Let's see a simple explanation, eh?
First consider that at conception a human is a single cell, and from this single cell, hundreds of different cell types arise. Basically, this means that that one cell has the potential to become all the different types of cells that will eventually form a living human.
As the organism ages, the cells split and "differentiate" into cells that are more specific (for instance myoblasts which give rise to many different types of muscle cells, or cells of the ectoderm which give rise to skin and neurons).
The more differentiated the cells become, the more limited are the cell types they can become.
So in the end, fetal stem cells are the best to harvest because they have the potential to become any human cell type if they are exposed to the right combination of protein signals. Adult stem cells are more limited because they have further differentiated and can only produce related cell types (for instance, the stem cells found in bone marrow cannot be used to produce neurons).
Stem cell research is basically taking various types of stem cells and exposing them to proteins or chemicals in order to get them to produce specific types of tissue to use for therapy or repair of people.
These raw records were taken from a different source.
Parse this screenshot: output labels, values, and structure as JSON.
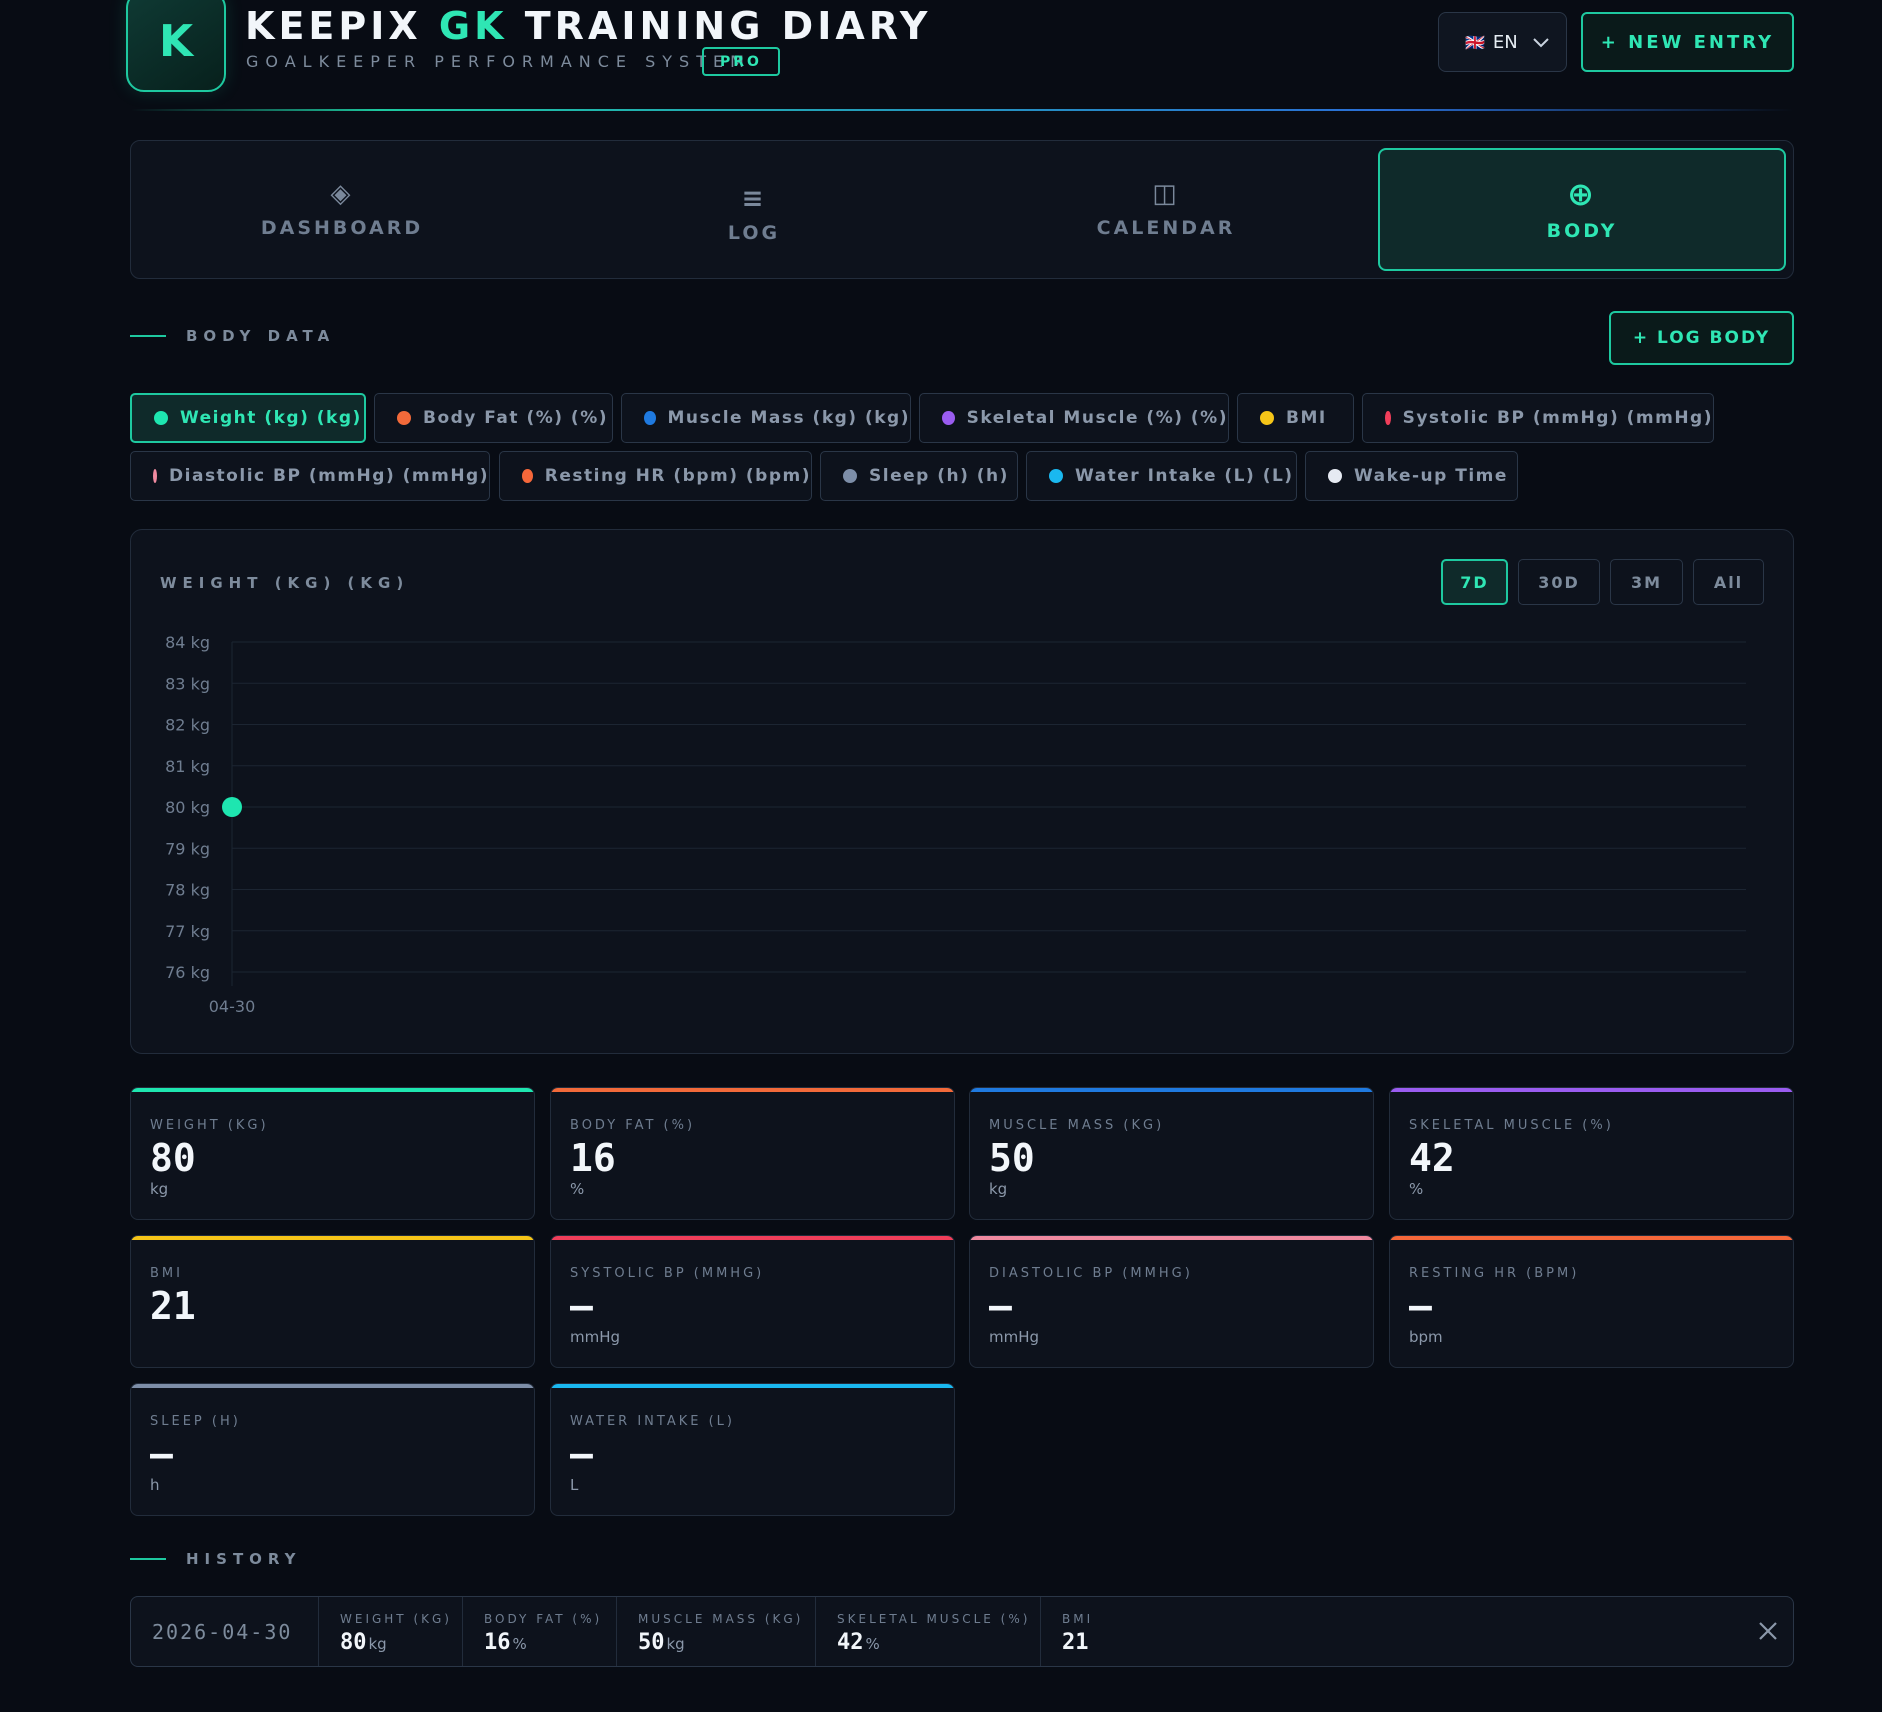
{
  "header": {
    "logo_letter": "K",
    "title_part1": "KEEPIX",
    "title_accent": "GK",
    "title_part2": "TRAINING DIARY",
    "subtitle": "GOALKEEPER PERFORMANCE SYSTEM",
    "badge": "PRO",
    "language": {
      "flag": "🇬🇧",
      "code": "EN"
    },
    "new_entry_label": "+ NEW ENTRY"
  },
  "tabs": [
    {
      "icon": "diamond-icon",
      "glyph": "◈",
      "label": "DASHBOARD",
      "active": false
    },
    {
      "icon": "list-icon",
      "glyph": "≡",
      "label": "LOG",
      "active": false
    },
    {
      "icon": "calendar-icon",
      "glyph": "◫",
      "label": "CALENDAR",
      "active": false
    },
    {
      "icon": "plus-circle-icon",
      "glyph": "⊕",
      "label": "BODY",
      "active": true
    }
  ],
  "body_section": {
    "label": "BODY DATA",
    "log_body_label": "+ LOG BODY"
  },
  "metric_chips": [
    {
      "label": "Weight (kg) (kg)",
      "color": "#1ee6b0",
      "active": true
    },
    {
      "label": "Body Fat (%) (%)",
      "color": "#f26a3a",
      "active": false
    },
    {
      "label": "Muscle Mass (kg) (kg)",
      "color": "#1f7ae0",
      "active": false
    },
    {
      "label": "Skeletal Muscle (%) (%)",
      "color": "#9a5cf0",
      "active": false
    },
    {
      "label": "BMI",
      "color": "#f5c518",
      "active": false
    },
    {
      "label": "Systolic BP (mmHg) (mmHg)",
      "color": "#f03e5a",
      "active": false
    },
    {
      "label": "Diastolic BP (mmHg) (mmHg)",
      "color": "#f08aa0",
      "active": false
    },
    {
      "label": "Resting HR (bpm) (bpm)",
      "color": "#f5673a",
      "active": false
    },
    {
      "label": "Sleep (h) (h)",
      "color": "#7d8ea8",
      "active": false
    },
    {
      "label": "Water Intake (L) (L)",
      "color": "#1ab8f0",
      "active": false
    },
    {
      "label": "Wake-up Time",
      "color": "#e6eaf2",
      "active": false
    }
  ],
  "chart": {
    "title": "WEIGHT (KG) (KG)",
    "ranges": [
      {
        "label": "7D",
        "active": true
      },
      {
        "label": "30D",
        "active": false
      },
      {
        "label": "3M",
        "active": false
      },
      {
        "label": "All",
        "active": false
      }
    ]
  },
  "chart_data": {
    "type": "scatter",
    "x": [
      "04-30"
    ],
    "series": [
      {
        "values": [
          80
        ],
        "color": "#1ee6b0"
      }
    ],
    "ylim": [
      76,
      84
    ],
    "yticks": [
      "84 kg",
      "83 kg",
      "82 kg",
      "81 kg",
      "80 kg",
      "79 kg",
      "78 kg",
      "77 kg",
      "76 kg"
    ],
    "grid": true
  },
  "stats": [
    {
      "label": "WEIGHT (KG)",
      "value": "80",
      "unit": "kg",
      "color": "#1ee6b0"
    },
    {
      "label": "BODY FAT (%)",
      "value": "16",
      "unit": "%",
      "color": "#f26a3a"
    },
    {
      "label": "MUSCLE MASS (KG)",
      "value": "50",
      "unit": "kg",
      "color": "#1f7ae0"
    },
    {
      "label": "SKELETAL MUSCLE (%)",
      "value": "42",
      "unit": "%",
      "color": "#9a5cf0"
    },
    {
      "label": "BMI",
      "value": "21",
      "unit": "",
      "color": "#f5c518"
    },
    {
      "label": "SYSTOLIC BP (MMHG)",
      "value": "—",
      "unit": "mmHg",
      "color": "#f03e5a"
    },
    {
      "label": "DIASTOLIC BP (MMHG)",
      "value": "—",
      "unit": "mmHg",
      "color": "#f08aa0"
    },
    {
      "label": "RESTING HR (BPM)",
      "value": "—",
      "unit": "bpm",
      "color": "#f5673a"
    },
    {
      "label": "SLEEP (H)",
      "value": "—",
      "unit": "h",
      "color": "#7d8ea8"
    },
    {
      "label": "WATER INTAKE (L)",
      "value": "—",
      "unit": "L",
      "color": "#1ab8f0"
    }
  ],
  "history": {
    "label": "HISTORY",
    "rows": [
      {
        "date": "2026-04-30",
        "fields": [
          {
            "label": "WEIGHT (KG)",
            "value": "80",
            "unit": "kg"
          },
          {
            "label": "BODY FAT (%)",
            "value": "16",
            "unit": "%"
          },
          {
            "label": "MUSCLE MASS (KG)",
            "value": "50",
            "unit": "kg"
          },
          {
            "label": "SKELETAL MUSCLE (%)",
            "value": "42",
            "unit": "%"
          },
          {
            "label": "BMI",
            "value": "21",
            "unit": ""
          }
        ]
      }
    ]
  }
}
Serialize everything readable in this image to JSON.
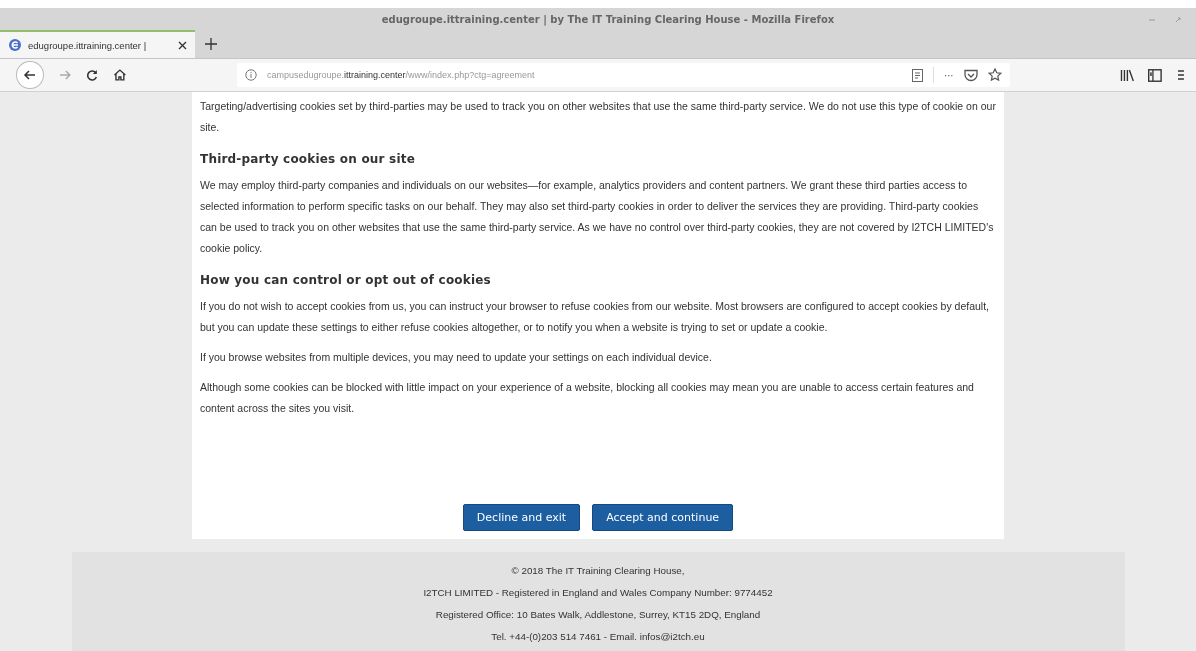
{
  "window": {
    "title": "edugroupe.ittraining.center | by The IT Training Clearing House - Mozilla Firefox"
  },
  "tabs": [
    {
      "label": "edugroupe.ittraining.center |",
      "selected": true
    }
  ],
  "address_bar": {
    "url_start": "campusedugroupe.",
    "url_domain": "ittraining.center",
    "url_path": "/www/index.php?ctg=agreement",
    "more": "···"
  },
  "content": [
    {
      "kind": "paragraph",
      "text": "Targeting/advertising cookies set by third-parties may be used to track you on other websites that use the same third-party service. We do not use this type of cookie on our site."
    },
    {
      "kind": "heading",
      "text": "Third-party cookies on our site"
    },
    {
      "kind": "paragraph",
      "text": "We may employ third-party companies and individuals on our websites—for example, analytics providers and content partners. We grant these third parties access to selected information to perform specific tasks on our behalf. They may also set third-party cookies in order to deliver the services they are providing. Third-party cookies can be used to track you on other websites that use the same third-party service. As we have no control over third-party cookies, they are not covered by I2TCH LIMITED's cookie policy."
    },
    {
      "kind": "heading",
      "text": "How you can control or opt out of cookies"
    },
    {
      "kind": "paragraph",
      "text": "If you do not wish to accept cookies from us, you can instruct your browser to refuse cookies from our website. Most browsers are configured to accept cookies by default, but you can update these settings to either refuse cookies altogether, or to notify you when a website is trying to set or update a cookie."
    },
    {
      "kind": "paragraph",
      "text": "If you browse websites from multiple devices, you may need to update your settings on each individual device."
    },
    {
      "kind": "paragraph",
      "text": "Although some cookies can be blocked with little impact on your experience of a website, blocking all cookies may mean you are unable to access certain features and content across the sites you visit."
    }
  ],
  "buttons": [
    "Decline and exit",
    "Accept and continue"
  ],
  "footer": [
    "© 2018 The IT Training Clearing House,",
    "I2TCH LIMITED - Registered in England and Wales Company Number: 9774452",
    "Registered Office: 10 Bates Walk, Addlestone, Surrey, KT15 2DQ, England",
    "Tel. +44-(0)203 514 7461 - Email. infos@i2tch.eu"
  ]
}
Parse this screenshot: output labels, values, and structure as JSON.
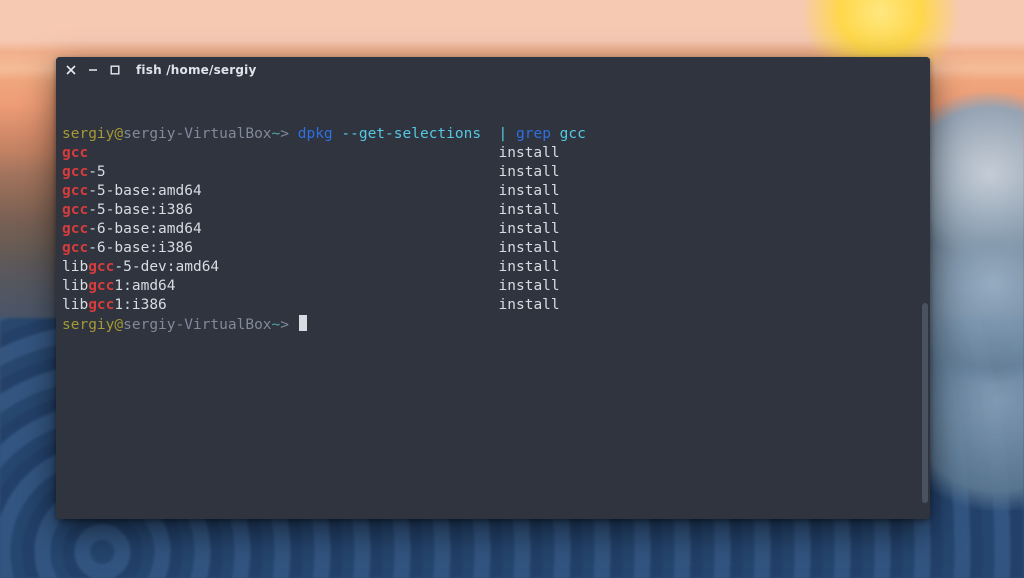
{
  "window": {
    "title": "fish  /home/sergiy"
  },
  "prompt": {
    "user": "sergiy",
    "at": "@",
    "host": "sergiy-VirtualBox",
    "sep": "~",
    "arrow": ">"
  },
  "cmd": {
    "bin": "dpkg",
    "opt": "--get-selections",
    "pipe": "|",
    "bin2": "grep",
    "arg": "gcc"
  },
  "status": "install",
  "rows": [
    {
      "pre": "",
      "match": "gcc",
      "post": ""
    },
    {
      "pre": "",
      "match": "gcc",
      "post": "-5"
    },
    {
      "pre": "",
      "match": "gcc",
      "post": "-5-base:amd64"
    },
    {
      "pre": "",
      "match": "gcc",
      "post": "-5-base:i386"
    },
    {
      "pre": "",
      "match": "gcc",
      "post": "-6-base:amd64"
    },
    {
      "pre": "",
      "match": "gcc",
      "post": "-6-base:i386"
    },
    {
      "pre": "lib",
      "match": "gcc",
      "post": "-5-dev:amd64"
    },
    {
      "pre": "lib",
      "match": "gcc",
      "post": "1:amd64"
    },
    {
      "pre": "lib",
      "match": "gcc",
      "post": "1:i386"
    }
  ],
  "layout": {
    "status_col": 50
  }
}
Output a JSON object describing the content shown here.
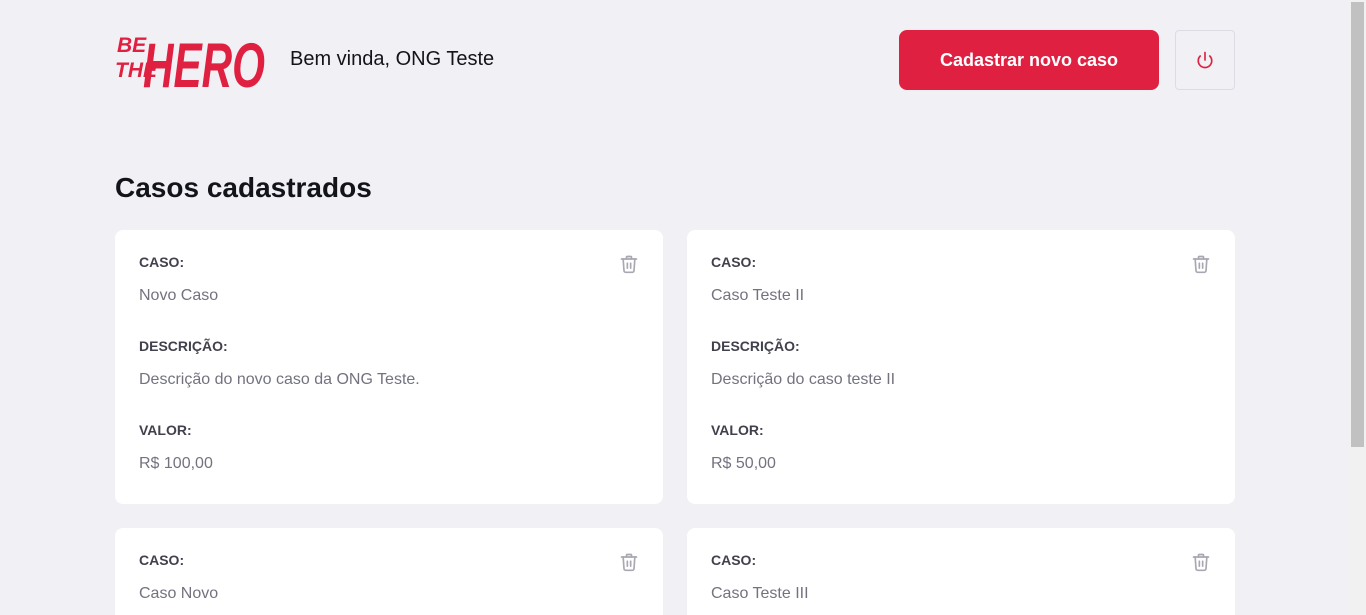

Also attempts are made to use stem cells directly by placing them at a site of disease or injury in the hopes that they will differentiate into the cell type that has been damaged (like putting stem cells in a damaged spinal cord hoping to repair it).
An undesirable finding is that since scientists don't fully understand the signals that determine exactly what stem cells differentiate into, sometimes therapies end up producing cancerous tumors instead of the desired tissue.
Hope this is what you're looking for.